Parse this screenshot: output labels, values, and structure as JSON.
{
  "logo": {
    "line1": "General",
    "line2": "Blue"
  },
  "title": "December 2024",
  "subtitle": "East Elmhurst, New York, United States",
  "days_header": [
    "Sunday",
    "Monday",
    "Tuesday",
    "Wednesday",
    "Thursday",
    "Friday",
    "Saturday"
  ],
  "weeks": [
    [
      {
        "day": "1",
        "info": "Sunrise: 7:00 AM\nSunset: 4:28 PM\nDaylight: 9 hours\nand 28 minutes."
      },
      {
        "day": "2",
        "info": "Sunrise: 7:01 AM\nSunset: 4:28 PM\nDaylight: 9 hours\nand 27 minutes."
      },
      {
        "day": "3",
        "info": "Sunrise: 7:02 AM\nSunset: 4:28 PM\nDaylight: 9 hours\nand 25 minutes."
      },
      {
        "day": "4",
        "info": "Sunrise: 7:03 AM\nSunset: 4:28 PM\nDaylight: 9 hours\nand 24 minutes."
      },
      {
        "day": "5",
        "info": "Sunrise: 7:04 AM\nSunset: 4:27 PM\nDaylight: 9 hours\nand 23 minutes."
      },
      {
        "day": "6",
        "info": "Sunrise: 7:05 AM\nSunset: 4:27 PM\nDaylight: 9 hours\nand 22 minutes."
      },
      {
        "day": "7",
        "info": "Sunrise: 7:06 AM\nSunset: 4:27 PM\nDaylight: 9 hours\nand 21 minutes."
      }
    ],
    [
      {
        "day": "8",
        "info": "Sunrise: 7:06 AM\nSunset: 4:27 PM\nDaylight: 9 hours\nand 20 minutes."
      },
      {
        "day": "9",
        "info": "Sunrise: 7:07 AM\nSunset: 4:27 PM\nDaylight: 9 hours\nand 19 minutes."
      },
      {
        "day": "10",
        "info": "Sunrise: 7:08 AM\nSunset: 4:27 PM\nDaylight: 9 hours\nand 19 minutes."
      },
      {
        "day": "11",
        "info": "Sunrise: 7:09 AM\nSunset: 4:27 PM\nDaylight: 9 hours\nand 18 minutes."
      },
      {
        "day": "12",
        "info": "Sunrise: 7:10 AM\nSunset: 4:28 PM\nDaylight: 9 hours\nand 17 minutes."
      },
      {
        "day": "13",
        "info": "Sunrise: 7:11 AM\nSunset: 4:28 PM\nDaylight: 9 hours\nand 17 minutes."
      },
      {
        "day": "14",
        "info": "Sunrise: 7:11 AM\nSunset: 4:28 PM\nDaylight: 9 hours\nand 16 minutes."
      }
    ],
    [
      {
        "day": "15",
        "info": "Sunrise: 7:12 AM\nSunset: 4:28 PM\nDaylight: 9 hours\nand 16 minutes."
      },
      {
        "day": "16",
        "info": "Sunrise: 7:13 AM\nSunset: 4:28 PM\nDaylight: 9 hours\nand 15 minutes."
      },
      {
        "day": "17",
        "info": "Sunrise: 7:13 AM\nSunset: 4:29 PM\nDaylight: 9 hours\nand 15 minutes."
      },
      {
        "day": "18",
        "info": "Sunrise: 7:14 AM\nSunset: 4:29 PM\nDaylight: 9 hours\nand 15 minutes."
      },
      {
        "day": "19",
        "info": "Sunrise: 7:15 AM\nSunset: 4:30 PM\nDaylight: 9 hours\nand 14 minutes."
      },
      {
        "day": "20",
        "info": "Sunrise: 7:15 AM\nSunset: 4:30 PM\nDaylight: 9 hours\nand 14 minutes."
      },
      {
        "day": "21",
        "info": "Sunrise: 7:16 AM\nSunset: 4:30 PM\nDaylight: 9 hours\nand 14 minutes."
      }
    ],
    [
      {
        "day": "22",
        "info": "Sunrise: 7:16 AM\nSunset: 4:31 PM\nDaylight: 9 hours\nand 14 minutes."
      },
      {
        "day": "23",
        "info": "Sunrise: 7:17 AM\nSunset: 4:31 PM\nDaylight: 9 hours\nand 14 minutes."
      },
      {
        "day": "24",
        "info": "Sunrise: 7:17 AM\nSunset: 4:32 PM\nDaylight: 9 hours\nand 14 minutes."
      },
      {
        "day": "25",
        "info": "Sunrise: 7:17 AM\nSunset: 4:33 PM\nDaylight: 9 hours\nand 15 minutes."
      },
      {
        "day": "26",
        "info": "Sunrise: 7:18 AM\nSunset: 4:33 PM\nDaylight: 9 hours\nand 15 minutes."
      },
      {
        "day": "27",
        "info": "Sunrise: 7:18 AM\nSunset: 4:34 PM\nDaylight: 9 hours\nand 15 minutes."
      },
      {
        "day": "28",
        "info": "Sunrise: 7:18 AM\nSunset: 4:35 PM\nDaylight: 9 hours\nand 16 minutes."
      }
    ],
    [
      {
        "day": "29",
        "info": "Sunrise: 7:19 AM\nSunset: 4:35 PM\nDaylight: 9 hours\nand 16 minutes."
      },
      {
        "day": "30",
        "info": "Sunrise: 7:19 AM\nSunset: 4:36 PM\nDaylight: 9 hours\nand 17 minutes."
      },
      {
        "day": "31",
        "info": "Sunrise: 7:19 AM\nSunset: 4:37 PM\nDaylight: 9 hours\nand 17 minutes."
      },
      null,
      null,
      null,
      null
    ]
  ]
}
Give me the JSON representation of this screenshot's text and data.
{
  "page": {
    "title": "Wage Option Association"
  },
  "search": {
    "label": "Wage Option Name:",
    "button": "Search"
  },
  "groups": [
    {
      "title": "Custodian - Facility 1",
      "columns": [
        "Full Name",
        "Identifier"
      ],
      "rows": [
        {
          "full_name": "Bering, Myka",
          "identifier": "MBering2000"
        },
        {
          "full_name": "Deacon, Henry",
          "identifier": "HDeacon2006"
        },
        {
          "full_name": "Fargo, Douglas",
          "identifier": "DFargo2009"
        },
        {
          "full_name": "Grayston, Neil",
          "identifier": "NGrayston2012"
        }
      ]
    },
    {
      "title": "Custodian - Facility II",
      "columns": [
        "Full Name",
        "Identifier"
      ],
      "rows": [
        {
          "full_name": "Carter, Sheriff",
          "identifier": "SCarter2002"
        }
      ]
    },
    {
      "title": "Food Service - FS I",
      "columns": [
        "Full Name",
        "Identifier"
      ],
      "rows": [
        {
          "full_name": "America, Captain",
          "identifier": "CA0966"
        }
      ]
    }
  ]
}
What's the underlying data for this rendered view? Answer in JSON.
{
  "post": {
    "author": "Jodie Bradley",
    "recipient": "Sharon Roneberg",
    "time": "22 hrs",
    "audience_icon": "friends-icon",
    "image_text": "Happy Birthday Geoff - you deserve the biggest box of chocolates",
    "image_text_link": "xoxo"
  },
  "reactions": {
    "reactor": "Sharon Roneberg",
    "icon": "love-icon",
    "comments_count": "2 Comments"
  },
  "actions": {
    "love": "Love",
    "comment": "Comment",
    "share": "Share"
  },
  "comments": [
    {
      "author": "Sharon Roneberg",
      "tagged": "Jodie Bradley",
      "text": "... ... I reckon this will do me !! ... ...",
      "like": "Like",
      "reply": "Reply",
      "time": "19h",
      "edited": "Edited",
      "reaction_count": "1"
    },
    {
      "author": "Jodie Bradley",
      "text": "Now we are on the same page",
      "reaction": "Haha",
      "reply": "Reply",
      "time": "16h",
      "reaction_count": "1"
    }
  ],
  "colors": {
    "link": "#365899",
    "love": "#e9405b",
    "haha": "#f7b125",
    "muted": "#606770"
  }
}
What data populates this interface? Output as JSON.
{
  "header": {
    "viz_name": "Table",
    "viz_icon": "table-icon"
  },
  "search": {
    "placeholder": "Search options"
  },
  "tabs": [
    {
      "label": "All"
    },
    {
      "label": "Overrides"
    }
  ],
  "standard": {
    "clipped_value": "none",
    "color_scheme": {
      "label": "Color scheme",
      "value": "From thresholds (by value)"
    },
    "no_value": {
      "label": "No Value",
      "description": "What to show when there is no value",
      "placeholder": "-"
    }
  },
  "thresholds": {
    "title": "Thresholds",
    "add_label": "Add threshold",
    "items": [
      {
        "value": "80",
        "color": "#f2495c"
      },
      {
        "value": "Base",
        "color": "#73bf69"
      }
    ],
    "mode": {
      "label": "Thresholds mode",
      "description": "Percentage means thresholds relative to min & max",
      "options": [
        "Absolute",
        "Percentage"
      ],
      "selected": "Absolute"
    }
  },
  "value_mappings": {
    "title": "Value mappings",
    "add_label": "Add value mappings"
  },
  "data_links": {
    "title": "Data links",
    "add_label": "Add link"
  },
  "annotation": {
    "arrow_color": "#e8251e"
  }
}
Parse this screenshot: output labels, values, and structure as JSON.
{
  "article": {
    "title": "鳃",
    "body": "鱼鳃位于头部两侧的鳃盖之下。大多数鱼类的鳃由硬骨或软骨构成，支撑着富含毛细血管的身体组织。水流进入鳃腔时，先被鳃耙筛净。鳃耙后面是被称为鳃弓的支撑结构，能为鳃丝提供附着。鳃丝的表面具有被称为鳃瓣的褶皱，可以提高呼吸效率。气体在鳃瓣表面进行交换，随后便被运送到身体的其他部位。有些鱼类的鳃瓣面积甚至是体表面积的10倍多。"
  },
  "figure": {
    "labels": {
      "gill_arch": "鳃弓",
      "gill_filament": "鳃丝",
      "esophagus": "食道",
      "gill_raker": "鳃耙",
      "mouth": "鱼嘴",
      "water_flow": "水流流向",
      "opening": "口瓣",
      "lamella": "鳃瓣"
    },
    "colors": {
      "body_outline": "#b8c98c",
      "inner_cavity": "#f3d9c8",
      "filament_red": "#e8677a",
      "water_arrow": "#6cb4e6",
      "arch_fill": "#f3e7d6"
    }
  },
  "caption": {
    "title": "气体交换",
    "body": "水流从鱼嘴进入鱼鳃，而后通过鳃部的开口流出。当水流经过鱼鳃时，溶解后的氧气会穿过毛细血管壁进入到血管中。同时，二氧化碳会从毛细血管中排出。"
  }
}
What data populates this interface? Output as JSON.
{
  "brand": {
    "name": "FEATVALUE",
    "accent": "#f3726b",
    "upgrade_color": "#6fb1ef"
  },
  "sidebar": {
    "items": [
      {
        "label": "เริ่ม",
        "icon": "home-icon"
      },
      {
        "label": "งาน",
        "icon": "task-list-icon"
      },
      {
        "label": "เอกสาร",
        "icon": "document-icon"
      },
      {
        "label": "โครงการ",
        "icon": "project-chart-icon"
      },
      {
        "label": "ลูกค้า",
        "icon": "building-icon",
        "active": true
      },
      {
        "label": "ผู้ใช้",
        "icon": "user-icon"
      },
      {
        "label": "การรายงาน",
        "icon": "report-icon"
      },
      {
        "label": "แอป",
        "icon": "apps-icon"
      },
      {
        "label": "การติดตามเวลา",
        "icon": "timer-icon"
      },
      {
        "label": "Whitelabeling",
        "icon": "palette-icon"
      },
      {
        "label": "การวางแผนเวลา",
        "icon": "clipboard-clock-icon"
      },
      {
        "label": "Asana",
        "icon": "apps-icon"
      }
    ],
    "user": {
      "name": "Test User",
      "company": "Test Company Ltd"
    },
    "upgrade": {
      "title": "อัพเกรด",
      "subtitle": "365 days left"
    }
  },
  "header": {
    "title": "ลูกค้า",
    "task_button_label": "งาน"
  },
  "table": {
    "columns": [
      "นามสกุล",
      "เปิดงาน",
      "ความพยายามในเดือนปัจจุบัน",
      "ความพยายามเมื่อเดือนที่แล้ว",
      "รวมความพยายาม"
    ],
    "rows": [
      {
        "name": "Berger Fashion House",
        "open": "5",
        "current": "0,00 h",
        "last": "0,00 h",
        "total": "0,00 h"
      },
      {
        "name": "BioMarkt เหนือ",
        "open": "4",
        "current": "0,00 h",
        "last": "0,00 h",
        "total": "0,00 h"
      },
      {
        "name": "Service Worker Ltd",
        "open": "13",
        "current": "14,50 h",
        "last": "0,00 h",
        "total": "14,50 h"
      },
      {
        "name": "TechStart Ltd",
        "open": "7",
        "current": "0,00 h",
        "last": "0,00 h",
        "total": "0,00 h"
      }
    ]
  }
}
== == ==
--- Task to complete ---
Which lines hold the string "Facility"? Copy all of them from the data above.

--- The completed task ---
      "title": "Custodian - Facility 1",
      "title": "Custodian - Facility II",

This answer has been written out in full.